“We founded the firm based on the belief that there was a lack of truly holistic retirement planning advice available for people,” Henderson says. “That vision has served us well ever since, including during this challenging time of the pandemic. I hate to be critical, but honestly, the bar is still pretty low out there in terms of what the typical adviser can do to actually help an individual create an efficient retirement spending and estate strategy.”

Like Kovar, Henderson believes today’s near-retiree investors have caught onto the fact that they need more than just advice about asset accumulation—and they will vote with their feet when they feel their advisers aren’t meeting their needs. Some of the basic service-level expectations that are emerging, they suggest, include the provision of guidance about Social Security optimization, the ability to forecast and budget for health care expenses, and the development of estate/legacy plans. Advisers might not have to be complete experts in all these topics to be successful, but they must be able to navigate holistic planning discussions and effectively collaborate with the appropriate third-party providers.

“What does more effective retirement income advice look like?” Henderson asks. “In my view, a lot of it has to do with creating tax diversification—that is, making sure people aren’t just hitting retirement with all their money stocked away in a traditional 401(k) plan. For the vast majority of people, using both Roth-style accounts and traditional tax-sheltered savings will be important.”

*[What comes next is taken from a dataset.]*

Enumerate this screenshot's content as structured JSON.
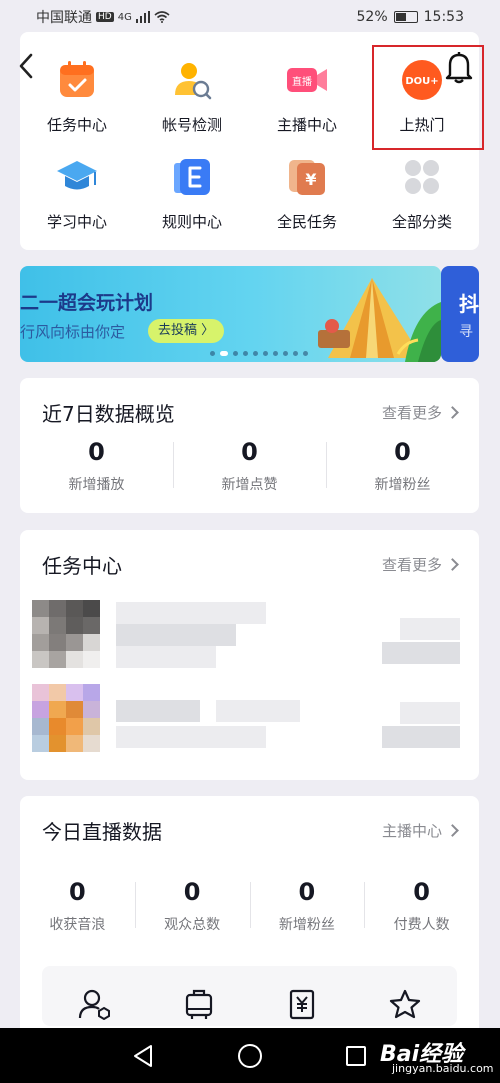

Among the biggest issues Henderson sees in the marketplace today is the tendency of (unadvised) investors to use the required minimum distribution (RMD) age as the main proxy/input in deciding when to start drawing down their tax-advantaged savings. Retirees need to remember that every year they wait for the RMD age, the more quickly their tax-advantaged money will ultimately have to come out in the future, which means the annual distributions and the annual taxes are potentially going to be higher. Advisers and accountants should look at this dynamic very carefully and help people make the optimal decision for them.

Henderson notes that many of his clients ultimately choose—thanks to his suggestions—to enact small-but-regular conversions of tax-sheltered assets into after-tax Roth accounts. Sometimes this strategy may result in a person paying more income tax in a given year than they otherwise would have, but in the long run, the strategy proves more effective than simply deferring taxes as long as possible.

Beyond the importance of tax planning, Henderson and Kovar preach the central importance of helping people actually envision what they want their life in retirement to look like. As Kovar explains, many retirees report feeling lost and purposeless shortly after they leave work.

“Without the purpose that work brings, they begin to wonder who they are, and what they should do,” he says. “However, with good planning and some intentionality, retirement can be a person’s next greatest adventure.”